Things did not start well. Originally, we had planned to take the ferry from Digby to St John on November 1st. And then:
So the ferry was cancelled, and we somehow had to make it to Portland, Maine by November 2nd. We decided, in the end, that we would drive it, but conditions were pretty treacherous, and we had to stop in Amherst, Nova Scotia when greeted with a giant sign saying that small trucks were forbidden from driving on the highway through the Tantramar Marsh because of high winds. This was the parking lot of the place where we stayed:
Also, there was no power. So we stopped, and it was probably a good idea because the storm ended overnight and when we left the next morning the highway was scattered with upside-down trucks and fallen hydro pylons. This made some of us anxious, while others took it in stride.
Anyway, it meant a really long drive and it took us 11 hours to get from Amherst to Portland. Fortunately the drive was pretty beautiful.
(not my photo, it’s from a postcard of Camden, Maine, which we passed … but it really did look like this the whole way).
St. Croix Island
Bar Harbor, where we stopped en route
Exercise is important.
And we kept going, and going and going. Ten hours on the road and we landed in Wiscasset. By this time, I was starving, like really, really, really jumping out of my skin, plotting to distract the people next to us so I could steal a piece of their pizza, hungry. And then this cheesy fish burger came my way and I can honestly say that this was one of the best things I have ever eaten in my life. I think I devoured it in 2 minutes flat. For the record, Tim managed to eat a lot more peanut butter en route and thus had picture taking energy. He ate crab cakes. I’m sure they were delicious, but I wasn’t watching.
We finally made it to Portland well after dark. We ended up staying in the Inn at St John, which is basically a faded Victorian grandeur hotel that caters to hipsters, giant families looking for a cheap place to crash, and serious drunks, one of whom put his head through the front window on our second night here, and was escorted out by the police. Which made these signs all over town pretty funny:
If I’ve learned anything so far, it’s that a hotel that accepts dogs but doesn’t have specified pet friendly rooms is going to be full of characters. Just for the record, I felt pretty bad for the drunk guy – his dad had died and he’s gone out on a major bender. He probably didn’t intend to put his head through the front window.
Lucy taking the stairs like a champion. A giant feat,as anyone who knows Lucy will know. Definitely worthy of a photo op.
Portland is pretty awesome.
It has great flea markets.
Beautiful autumn leaves.
My new house (you’re all welcome to stay).
Fabulous used-tarpaulin fence decoration.
Mysterious Google barges.
Anti tar-sands activism (because Portland Port might become a depot for the delivery of tar sands crude).
But best of all, Portland has the International Cryptozoology Museum, which was really why we came to town.

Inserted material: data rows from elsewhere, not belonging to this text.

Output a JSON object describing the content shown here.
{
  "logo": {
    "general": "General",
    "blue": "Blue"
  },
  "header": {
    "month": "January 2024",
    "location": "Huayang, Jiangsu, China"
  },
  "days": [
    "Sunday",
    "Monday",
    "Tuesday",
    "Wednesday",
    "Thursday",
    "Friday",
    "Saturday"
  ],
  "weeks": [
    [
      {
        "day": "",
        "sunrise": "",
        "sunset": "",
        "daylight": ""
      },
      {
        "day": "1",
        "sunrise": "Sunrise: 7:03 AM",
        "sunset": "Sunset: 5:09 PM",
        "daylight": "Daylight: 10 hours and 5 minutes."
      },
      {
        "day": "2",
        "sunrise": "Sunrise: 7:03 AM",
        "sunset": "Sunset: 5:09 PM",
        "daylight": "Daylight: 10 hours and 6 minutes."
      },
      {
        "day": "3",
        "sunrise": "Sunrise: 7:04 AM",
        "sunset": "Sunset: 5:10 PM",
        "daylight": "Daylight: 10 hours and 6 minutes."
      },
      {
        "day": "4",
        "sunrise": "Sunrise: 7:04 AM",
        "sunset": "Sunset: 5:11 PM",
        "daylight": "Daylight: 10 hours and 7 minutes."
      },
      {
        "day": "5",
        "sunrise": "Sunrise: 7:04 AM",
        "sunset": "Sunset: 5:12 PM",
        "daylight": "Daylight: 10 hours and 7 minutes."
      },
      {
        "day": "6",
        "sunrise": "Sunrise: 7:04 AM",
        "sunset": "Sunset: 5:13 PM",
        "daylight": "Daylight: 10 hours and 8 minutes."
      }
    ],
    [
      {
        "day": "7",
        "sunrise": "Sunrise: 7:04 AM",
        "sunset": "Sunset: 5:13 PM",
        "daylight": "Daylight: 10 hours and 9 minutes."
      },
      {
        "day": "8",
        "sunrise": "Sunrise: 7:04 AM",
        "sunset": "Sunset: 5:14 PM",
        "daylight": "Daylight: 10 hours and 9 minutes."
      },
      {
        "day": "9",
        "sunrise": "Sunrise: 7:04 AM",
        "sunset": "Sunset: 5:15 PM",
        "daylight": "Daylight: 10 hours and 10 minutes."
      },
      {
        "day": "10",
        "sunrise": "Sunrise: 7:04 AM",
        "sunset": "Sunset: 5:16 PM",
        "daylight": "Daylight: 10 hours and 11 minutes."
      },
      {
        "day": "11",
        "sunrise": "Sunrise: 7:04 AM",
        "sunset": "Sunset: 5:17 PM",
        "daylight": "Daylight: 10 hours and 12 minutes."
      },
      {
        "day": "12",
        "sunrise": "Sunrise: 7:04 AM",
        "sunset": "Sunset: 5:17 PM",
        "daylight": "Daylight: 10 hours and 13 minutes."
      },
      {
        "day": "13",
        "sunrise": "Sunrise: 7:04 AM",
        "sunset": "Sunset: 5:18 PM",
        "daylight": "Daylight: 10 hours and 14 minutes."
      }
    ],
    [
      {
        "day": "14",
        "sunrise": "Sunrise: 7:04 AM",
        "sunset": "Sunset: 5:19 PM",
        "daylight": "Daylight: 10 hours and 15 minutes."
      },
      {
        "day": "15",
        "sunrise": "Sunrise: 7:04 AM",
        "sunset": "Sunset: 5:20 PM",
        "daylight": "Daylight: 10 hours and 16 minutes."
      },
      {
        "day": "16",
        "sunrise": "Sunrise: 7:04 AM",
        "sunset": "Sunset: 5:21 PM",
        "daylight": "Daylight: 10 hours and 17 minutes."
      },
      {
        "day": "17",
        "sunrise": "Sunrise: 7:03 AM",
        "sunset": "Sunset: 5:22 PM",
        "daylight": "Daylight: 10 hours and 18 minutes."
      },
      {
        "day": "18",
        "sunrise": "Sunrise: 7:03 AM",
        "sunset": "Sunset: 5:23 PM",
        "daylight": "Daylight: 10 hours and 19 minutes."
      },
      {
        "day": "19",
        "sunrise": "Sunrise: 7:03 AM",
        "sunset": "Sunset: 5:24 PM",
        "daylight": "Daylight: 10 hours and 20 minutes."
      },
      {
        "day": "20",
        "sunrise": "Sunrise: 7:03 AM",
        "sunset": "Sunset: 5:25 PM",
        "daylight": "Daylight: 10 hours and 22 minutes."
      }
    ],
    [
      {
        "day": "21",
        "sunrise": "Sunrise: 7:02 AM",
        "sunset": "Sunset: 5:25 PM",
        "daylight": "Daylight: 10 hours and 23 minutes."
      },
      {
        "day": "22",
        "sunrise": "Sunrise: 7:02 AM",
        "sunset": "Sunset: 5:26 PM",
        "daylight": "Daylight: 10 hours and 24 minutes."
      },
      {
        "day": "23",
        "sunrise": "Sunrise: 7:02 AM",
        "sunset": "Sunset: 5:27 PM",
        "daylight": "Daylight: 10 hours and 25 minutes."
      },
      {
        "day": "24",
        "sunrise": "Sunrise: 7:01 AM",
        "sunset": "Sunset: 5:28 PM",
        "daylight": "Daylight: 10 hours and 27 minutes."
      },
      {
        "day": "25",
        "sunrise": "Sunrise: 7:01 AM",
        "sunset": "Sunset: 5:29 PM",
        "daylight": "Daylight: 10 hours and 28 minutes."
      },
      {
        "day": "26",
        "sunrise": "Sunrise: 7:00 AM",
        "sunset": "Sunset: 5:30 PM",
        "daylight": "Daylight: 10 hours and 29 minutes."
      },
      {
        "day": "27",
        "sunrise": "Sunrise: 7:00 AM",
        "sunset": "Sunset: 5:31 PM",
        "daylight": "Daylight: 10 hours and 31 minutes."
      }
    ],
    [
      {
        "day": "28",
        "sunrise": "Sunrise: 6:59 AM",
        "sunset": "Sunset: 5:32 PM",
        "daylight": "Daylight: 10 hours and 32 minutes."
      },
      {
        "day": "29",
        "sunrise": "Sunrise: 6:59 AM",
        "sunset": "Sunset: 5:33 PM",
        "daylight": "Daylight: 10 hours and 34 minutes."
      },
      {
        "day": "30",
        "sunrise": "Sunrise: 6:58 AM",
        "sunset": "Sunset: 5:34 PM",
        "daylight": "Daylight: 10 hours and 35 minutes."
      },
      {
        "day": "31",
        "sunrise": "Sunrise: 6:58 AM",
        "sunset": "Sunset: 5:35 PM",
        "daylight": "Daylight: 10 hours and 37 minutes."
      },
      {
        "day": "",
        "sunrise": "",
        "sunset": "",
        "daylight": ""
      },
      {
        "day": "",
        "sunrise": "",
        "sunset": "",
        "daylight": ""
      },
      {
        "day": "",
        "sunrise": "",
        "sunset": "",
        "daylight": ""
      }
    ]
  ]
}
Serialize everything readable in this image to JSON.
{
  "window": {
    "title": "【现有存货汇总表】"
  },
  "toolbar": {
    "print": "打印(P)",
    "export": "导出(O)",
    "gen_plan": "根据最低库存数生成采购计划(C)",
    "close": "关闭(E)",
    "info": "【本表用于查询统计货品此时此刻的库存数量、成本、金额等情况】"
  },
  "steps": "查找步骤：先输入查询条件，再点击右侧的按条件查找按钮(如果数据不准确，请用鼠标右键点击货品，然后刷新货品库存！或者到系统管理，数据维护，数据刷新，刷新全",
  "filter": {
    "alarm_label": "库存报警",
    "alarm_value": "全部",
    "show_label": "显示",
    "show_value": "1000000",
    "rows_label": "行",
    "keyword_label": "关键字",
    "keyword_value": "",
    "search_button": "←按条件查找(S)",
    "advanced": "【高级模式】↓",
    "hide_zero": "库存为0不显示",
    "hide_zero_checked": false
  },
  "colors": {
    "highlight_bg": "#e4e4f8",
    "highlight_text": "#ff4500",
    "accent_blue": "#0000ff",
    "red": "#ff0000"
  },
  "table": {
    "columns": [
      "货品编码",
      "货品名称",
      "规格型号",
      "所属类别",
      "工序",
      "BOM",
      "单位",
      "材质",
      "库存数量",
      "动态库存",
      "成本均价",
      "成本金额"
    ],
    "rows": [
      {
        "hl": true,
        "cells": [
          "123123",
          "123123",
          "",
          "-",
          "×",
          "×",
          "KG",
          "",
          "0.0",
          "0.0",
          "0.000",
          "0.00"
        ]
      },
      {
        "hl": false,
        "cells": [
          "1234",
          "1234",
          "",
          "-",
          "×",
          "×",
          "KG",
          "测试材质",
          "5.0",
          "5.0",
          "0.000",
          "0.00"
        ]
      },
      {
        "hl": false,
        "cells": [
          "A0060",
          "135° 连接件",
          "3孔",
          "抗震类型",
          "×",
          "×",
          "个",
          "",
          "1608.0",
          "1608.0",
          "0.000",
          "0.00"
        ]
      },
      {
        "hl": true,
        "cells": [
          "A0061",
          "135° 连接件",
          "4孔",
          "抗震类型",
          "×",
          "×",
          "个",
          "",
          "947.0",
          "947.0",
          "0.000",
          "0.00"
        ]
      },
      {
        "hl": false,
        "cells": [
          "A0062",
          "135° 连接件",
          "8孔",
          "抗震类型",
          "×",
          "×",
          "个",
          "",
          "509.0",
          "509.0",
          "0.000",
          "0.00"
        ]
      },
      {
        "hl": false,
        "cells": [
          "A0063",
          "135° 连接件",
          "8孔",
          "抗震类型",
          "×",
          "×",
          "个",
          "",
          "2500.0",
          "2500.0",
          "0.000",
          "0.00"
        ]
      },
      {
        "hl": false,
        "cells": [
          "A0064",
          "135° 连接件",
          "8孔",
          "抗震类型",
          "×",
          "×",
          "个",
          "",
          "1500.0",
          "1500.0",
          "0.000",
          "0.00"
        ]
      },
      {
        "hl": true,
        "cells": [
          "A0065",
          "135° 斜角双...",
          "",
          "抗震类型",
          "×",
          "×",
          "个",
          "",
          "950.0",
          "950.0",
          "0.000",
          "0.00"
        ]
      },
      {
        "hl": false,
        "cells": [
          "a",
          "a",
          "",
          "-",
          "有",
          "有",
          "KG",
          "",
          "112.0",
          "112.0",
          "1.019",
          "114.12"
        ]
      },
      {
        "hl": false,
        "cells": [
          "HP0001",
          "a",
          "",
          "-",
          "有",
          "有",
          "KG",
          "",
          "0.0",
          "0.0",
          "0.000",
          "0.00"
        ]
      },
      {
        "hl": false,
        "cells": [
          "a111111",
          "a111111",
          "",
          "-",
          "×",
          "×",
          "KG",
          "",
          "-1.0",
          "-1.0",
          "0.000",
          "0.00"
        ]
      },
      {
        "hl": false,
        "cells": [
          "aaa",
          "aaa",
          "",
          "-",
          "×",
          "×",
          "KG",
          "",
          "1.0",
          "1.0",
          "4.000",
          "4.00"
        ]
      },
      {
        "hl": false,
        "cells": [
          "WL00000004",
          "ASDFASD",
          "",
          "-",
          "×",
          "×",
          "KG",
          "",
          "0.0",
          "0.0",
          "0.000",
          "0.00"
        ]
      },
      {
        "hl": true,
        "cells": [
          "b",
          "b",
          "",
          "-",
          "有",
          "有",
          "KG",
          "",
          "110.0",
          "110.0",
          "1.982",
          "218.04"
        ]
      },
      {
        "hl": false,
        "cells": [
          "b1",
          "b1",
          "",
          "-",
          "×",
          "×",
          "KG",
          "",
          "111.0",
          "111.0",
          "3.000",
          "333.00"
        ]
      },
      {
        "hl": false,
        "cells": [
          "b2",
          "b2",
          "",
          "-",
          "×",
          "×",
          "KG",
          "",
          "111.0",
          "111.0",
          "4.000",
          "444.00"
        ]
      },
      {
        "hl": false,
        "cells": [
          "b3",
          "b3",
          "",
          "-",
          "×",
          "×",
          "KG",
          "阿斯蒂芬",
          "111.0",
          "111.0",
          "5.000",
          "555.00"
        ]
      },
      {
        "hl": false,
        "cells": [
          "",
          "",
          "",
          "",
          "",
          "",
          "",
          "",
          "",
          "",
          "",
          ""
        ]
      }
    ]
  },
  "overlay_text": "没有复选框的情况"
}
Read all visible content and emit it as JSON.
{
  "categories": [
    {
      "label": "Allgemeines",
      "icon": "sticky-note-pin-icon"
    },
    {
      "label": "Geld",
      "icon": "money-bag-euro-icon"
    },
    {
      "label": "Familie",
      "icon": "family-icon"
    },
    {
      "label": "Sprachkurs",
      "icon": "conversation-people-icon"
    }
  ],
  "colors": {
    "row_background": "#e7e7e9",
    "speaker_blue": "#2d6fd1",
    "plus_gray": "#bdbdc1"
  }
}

So good! The world’s only cyptozoology museum, the Portland one was founded a decade ago, and is really the vanity project of cryptozoologist Loren Coleman, who is the world’s leading expert on Bigfoot, Yeti, the Lochness Monster and all sorts of other beasties and oddities.
This is my absolute favourite kind of museum – full of bizarre artefacts, off-the-book curatorial decisions, earnest labeling, over-the-top exhibits, all done on a shoestring budget. They are so much fun! I also learned that Maine and Massachusetts are really beast-filled places. Don’t go walking in the woods without looking for giant footprints. Although you might find a lover-man like this one.
That thing at the front is a carefully-crafted model of a sea serpent that was found in the belly of a sperm whale, in case you were wondering.
The museum disputed the veracity of having a Sasquatch and a UFO in the same image, but the artist is famous, so, you know….
I completely and totally loved it. Goodbye Portland! Tomorrow we head for New Hampshire.